Reposession poster“I bet he doesn’t even know he’s in a cage” the “hero” of Repossession is told on asking his best friend if he thinks a hamster they’re looking at is happy on his little wheel. Like the rest of us, he’s ensnared by a cage called capitalism, but also by series of smaller cages inside it which range from toxic masculinity and persistent social conservatism, to the supernatural and the ghosts of past trauma. The biggest demon of them all, however, is pride, and as is so often the case, it’s those around him who will eventually pay the price.

50-something Jim Tan (Gerald Chew) is a success. He’s got a high ranking salaryman job which evidently pays enough for a multi floor apartment with its own private pool in one of Singapore’s most exclusive housing complexes, as well as a six figure luxury car. Given his relative seniority, it therefore seems slightly absurd that he’s pulled aside one day by a younger man from HR who tells him that he’s been identified as one of several employees to have underperformed in the previous year and is being a given a choice – accept a termination or agree to resign. Jim is upset. He insists on seeing someone higher up but all to no avail and is eventually fired after making a scene in an admin assistant’s office.

Jim tries to tell his wife, Linda (Amy Cheng), he’s lost his job, but loses the stomach for it when she starts telling him that their daughter’s (Rachel Wan) uni fees are going up and they’ve been invited to a swanky wedding at which they’ll be expected to contribute a hefty gift. Confident he can get another job despite the fact he’s over 50 and will be applying as someone fired from his last position, Jim becomes one of the many salarymen ghosts haunting the local parks, leaving for work as normal in the morning but with nowhere to go. All around him he starts hearing voices shaming him for being one of those men, a failure, someone who couldn’t provide for his family, a loser without a job too deluded to realise that men over 50 don’t get hired in Singapore’s competitive job market – something rammed home to him when he finds himself sitting on sofas next to fresh-faced graduates interviewing for entry level positions at a fraction of his previous salary.

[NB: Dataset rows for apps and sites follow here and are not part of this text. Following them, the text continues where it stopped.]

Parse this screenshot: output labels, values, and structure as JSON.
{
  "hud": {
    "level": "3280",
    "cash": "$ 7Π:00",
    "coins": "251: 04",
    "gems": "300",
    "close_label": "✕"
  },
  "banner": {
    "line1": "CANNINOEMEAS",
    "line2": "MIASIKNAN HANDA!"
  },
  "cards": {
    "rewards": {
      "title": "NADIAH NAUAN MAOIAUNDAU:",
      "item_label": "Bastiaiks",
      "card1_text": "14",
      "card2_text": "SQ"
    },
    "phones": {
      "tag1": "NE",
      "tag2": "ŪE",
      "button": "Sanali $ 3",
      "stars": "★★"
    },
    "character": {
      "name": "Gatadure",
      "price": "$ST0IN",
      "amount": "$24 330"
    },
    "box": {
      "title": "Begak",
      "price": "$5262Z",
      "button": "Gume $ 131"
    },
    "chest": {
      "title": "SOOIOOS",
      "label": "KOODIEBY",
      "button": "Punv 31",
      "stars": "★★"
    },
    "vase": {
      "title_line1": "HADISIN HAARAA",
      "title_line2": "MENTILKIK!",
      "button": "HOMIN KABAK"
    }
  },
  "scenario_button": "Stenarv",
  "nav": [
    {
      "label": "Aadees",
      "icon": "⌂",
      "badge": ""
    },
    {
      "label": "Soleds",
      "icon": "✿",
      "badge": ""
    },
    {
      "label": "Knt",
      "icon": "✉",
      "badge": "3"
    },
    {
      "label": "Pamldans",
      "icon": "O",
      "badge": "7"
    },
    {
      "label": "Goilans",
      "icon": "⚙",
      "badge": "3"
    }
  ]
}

Jim’s friend tells him that perhaps this is for the best, that perhaps the universe is telling him it’s time to take a break and play some golf. He asks him what the point of all this ceaseless toil really is, to which Jim poignantly answers that he did it for his family but the claim is exposed as somewhat hollow when he starts to hide the unpaid bills right next to his world’s best dad mug. Jim inhabits a conservative world in which men provide and women stay home. It’s important to him that he’s built a comfortable life for his wife and daughter in the status conscious society, but he’s entirely blind that in doing so he’s fenced them inside a cage of their own. Jim’s wife Linda gave up her job and started a charitable organisation, doing good deeds looking after vulnerable people and busying herself with philanthropy. Finally learning about their money troubles, she quite reasonably decides it’s time to get a paying job again but her determination to help save their family only further wounds Jim’s fragile sense of male pride as man who can no longer support his wife and daughter even as he “degrades” himself using his flashy car to pick up fares as an Uber driver.

Jim is a man haunted by a sense of failure stemming back to a traumatic incident in which he failed to protect his younger sister whose ongoing medical bills are another worry on top of his domestic responsibilities. He sees himself, rightly or wrongly, as pursued by a soul sucking monster which is why everyone is always telling him he looks “drained”, neatly explaining his recent spell of bad luck. The real “monster”, however is the one inside – latent male violence born of an inferiority complex and resentment towards a high pressure society in which economic success and social status are the only things that count. Jim struggles to “repossess” himself, while watching his demons try to repossess the people he loves, but never realises quality of the fear that he’s fighting. “What makes you think you’ve hit rock bottom?” a passenger ominously asks him. When you’re sitting this far from the bars you hardly notice the cage at all.


Repossession was screened as part of the 2019 Five Flavours Film Festival.

Original trailer (English, no subtitles)